2013 season:¬†Spanish CEV championship, Honda Asia Dream Cup
Best finish:¬†12th – Suzuka
Sarath Kumar – Indian motorcycle racing‚Äôs big hope. And while the 2013 season started out looking extremely positive for the Indian rider, with his association with SKSarath69 Sports, things didn‚Äôt really turn out quite as he would have liked. While Sarath was all set to take part in the full season of the Spanish CEV championship, the rider crashed in qualifying at the first race in Catalunya, breaking his collarbone. The injury saw him sit out the rest of the season and then switch to competing in the final two rounds of the Honda Asia Dream Cup. And it‚Äôs this championship that Sarath will compete in this season as well, piloting the Honda CBR250. Sarath has already completed pre-season testing in Malaysia and has set competitive times, running in the top five on the first day of testing. His mentor Ramji Govindarajan of Ten10 Racing declares that he‚Äôs keen that Sarath moves to the Moto2 championship by 2016. First to get a full season of international racing in.
2013 season:¬†Losail Asia Road Racing Championship

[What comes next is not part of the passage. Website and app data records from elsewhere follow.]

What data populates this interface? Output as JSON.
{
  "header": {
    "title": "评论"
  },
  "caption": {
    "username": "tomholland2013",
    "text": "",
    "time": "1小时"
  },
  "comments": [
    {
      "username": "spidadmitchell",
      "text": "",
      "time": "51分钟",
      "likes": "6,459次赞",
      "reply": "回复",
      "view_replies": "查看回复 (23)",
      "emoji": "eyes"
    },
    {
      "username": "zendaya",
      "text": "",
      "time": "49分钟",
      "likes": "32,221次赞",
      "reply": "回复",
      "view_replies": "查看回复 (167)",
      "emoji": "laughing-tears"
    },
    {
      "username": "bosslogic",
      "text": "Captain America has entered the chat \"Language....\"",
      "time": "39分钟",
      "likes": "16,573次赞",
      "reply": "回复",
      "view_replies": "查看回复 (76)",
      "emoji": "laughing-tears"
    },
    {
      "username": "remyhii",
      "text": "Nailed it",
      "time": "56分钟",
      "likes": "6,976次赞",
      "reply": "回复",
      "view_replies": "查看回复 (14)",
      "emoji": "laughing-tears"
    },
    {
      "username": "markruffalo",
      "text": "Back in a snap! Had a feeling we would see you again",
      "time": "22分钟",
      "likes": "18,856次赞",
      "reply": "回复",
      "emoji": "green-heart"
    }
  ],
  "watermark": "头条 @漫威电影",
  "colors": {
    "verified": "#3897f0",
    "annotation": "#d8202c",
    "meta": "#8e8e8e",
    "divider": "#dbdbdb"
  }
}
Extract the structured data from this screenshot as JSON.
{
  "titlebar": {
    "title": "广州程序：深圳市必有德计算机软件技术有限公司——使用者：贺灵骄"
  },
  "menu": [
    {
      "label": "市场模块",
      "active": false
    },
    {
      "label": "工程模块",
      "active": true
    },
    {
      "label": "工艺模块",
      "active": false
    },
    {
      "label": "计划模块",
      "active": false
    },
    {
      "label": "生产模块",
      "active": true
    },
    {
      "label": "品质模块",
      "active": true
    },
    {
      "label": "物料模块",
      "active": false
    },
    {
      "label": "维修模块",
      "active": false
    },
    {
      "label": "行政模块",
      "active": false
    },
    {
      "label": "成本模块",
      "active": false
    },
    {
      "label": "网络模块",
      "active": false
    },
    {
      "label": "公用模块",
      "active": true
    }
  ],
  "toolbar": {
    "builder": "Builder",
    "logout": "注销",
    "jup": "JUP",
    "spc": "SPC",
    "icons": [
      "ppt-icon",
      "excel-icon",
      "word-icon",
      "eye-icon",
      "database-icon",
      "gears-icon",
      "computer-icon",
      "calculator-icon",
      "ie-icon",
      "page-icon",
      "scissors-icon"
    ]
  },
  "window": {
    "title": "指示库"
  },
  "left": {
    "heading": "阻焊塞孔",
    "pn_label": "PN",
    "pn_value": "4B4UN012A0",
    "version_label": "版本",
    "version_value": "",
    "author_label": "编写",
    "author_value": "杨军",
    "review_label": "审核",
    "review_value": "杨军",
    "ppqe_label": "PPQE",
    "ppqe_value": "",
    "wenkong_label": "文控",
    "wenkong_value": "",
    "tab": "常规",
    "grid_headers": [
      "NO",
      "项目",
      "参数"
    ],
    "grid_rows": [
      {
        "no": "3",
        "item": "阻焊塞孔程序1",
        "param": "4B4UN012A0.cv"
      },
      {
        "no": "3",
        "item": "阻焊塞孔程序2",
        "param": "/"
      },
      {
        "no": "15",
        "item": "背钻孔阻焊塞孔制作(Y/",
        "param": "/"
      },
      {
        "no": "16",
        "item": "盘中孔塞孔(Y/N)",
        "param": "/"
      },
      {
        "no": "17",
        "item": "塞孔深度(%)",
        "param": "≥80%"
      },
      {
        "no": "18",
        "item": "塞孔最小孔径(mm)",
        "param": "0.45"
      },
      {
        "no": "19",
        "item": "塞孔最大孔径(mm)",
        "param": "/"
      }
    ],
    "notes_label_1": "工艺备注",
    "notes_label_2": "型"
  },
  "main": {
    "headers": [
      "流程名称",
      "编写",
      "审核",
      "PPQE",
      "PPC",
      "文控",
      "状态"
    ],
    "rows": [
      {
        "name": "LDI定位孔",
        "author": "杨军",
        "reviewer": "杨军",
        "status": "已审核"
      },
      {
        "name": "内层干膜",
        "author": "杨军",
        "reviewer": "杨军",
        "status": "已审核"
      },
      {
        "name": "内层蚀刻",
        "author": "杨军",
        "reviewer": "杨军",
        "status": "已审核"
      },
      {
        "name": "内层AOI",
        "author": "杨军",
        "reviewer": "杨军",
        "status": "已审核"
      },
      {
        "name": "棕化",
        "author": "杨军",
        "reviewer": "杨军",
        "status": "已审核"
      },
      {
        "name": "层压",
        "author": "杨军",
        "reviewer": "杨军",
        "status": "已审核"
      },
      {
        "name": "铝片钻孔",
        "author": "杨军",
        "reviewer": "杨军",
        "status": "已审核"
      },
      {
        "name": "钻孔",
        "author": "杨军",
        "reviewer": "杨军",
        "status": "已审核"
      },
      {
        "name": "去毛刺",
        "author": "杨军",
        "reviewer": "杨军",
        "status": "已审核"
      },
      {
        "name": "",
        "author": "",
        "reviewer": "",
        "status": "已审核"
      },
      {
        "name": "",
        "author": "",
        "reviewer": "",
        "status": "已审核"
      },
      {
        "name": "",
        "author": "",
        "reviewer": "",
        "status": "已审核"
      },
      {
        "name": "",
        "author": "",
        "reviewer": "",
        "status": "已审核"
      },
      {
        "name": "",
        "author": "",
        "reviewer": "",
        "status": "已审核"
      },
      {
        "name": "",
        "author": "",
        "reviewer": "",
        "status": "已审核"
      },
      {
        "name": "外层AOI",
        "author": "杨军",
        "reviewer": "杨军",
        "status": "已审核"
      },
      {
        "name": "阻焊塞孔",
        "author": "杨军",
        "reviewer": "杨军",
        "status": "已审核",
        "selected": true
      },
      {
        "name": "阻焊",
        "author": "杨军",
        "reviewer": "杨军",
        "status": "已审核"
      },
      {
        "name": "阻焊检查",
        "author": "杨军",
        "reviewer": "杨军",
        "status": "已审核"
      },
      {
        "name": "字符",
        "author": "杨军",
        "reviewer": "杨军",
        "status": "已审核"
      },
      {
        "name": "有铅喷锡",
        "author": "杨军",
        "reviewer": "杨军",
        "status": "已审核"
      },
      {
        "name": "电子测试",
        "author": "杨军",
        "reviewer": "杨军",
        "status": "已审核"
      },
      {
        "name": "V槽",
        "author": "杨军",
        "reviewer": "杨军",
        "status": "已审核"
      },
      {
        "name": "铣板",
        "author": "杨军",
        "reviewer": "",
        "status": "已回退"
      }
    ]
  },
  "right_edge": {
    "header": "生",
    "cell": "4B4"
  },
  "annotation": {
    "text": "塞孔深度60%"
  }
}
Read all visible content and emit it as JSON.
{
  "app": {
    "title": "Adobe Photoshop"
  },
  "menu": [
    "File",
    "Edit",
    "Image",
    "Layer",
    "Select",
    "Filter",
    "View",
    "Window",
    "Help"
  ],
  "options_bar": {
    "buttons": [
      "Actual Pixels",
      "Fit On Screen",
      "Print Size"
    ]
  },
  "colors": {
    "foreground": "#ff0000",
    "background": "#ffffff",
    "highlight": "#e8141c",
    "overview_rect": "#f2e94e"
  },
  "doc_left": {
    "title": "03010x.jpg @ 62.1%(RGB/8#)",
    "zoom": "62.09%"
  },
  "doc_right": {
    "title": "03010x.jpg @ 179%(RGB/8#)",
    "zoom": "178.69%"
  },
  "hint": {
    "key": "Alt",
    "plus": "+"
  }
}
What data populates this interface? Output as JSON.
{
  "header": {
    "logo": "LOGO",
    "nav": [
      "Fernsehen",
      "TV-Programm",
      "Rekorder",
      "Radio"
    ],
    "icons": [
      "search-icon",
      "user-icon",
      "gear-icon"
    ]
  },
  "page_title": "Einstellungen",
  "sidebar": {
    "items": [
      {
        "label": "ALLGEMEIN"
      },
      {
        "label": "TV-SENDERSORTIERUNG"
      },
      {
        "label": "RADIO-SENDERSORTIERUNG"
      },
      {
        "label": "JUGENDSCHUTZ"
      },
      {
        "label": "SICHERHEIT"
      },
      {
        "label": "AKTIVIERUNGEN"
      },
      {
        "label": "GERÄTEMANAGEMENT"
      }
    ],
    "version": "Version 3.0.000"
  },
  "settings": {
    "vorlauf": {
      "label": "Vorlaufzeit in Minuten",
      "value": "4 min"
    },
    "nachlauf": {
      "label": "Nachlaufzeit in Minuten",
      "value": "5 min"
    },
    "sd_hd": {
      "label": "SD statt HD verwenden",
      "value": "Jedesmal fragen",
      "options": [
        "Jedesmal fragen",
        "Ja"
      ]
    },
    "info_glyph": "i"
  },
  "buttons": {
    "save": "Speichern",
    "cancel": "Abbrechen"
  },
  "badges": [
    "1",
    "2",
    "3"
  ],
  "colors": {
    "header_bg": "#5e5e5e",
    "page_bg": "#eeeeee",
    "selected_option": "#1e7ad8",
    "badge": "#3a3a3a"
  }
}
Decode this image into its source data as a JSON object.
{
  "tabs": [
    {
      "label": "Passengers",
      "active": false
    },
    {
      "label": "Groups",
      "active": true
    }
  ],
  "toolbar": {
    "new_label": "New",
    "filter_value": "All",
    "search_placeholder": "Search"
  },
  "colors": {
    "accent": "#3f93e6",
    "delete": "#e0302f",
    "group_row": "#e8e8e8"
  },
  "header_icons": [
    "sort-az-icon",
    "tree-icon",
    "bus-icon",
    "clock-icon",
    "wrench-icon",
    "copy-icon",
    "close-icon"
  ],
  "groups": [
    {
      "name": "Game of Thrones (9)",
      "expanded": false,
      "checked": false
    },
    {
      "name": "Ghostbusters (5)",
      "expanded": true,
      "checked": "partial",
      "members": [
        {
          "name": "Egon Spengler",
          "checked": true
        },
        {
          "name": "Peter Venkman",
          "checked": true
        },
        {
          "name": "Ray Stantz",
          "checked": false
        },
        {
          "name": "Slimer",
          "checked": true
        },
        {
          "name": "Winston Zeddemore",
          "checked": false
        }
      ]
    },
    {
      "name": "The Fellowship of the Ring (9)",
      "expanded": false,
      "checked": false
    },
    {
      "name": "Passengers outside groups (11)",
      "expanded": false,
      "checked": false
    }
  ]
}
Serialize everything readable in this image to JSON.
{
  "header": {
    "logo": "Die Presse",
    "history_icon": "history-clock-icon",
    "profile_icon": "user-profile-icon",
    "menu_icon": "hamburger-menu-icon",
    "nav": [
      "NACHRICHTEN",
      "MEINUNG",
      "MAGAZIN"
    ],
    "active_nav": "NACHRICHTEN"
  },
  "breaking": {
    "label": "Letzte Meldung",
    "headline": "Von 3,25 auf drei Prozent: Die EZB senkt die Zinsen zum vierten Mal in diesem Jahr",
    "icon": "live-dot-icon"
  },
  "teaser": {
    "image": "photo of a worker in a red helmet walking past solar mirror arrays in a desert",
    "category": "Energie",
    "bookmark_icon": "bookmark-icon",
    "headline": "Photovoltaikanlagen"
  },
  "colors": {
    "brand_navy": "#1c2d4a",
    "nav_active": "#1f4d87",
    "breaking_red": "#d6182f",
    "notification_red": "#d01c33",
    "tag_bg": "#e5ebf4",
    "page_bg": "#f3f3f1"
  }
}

Best finish:¬†2012-2013 Losail Asia Road Racing Champion
Winning the 2012-2013 Losail Asia Road Racing Championship really was the feather in K Rajini‚Äôs motorcycling cap last year. Admittedly the entire championship takes place only at the Losail track in Qatar, and Rajini has had a decent amount of saddle time at the circuit. Nonetheless, the win in the 600cc class is what got the Indian rider noticed by the QMMF team and he earned a fully sponsored run in the 2013-2014 season in the 1000cc class. While the first three rounds of the championship have already concluded, Rajini is coming to grips with racing the Suzuki GSX-R1000 in the series. Of the six races so far, he‚Äôs only managed to finish three, with accidents in the other three. His best finish so far has been sixth place. Rajini also plans on competing in the Malaysian Super Series in the 600cc class provided he manages to get his sponsorship sorted out ahead of the season.
2013 season:¬†World Cross Country Rally Championship
Best finish:¬†1st place Ahmedabad MRF Supercross
Winning the 2014 Desert Storm is a good way to start this season for CS Santosh. It‚Äôs also a good way to put behind him the 2013 season that started with promise, but ended in disaster. During the first round of the World Cross Country Rally Championship in Abu Dhabi, Santosh looked set to finish the third stage in the top 10. But a fuel pump accident meant his motorcycle was blown to smithereens and the rider suffered third degree burns. His injuries meant he was out of contention for most of 2013, and save for a win or two in Motocross events in India and Sri Lanka, Santosh wasn‚Äôt able to accomplish much. This hasn‚Äôt deterred him one bit, and he is all set to do three rounds of the WCCRC in 2014 too – Abu Dhabi, Egypt and Morocco. More international races are on the cards. The ultimate goal? The Dakar!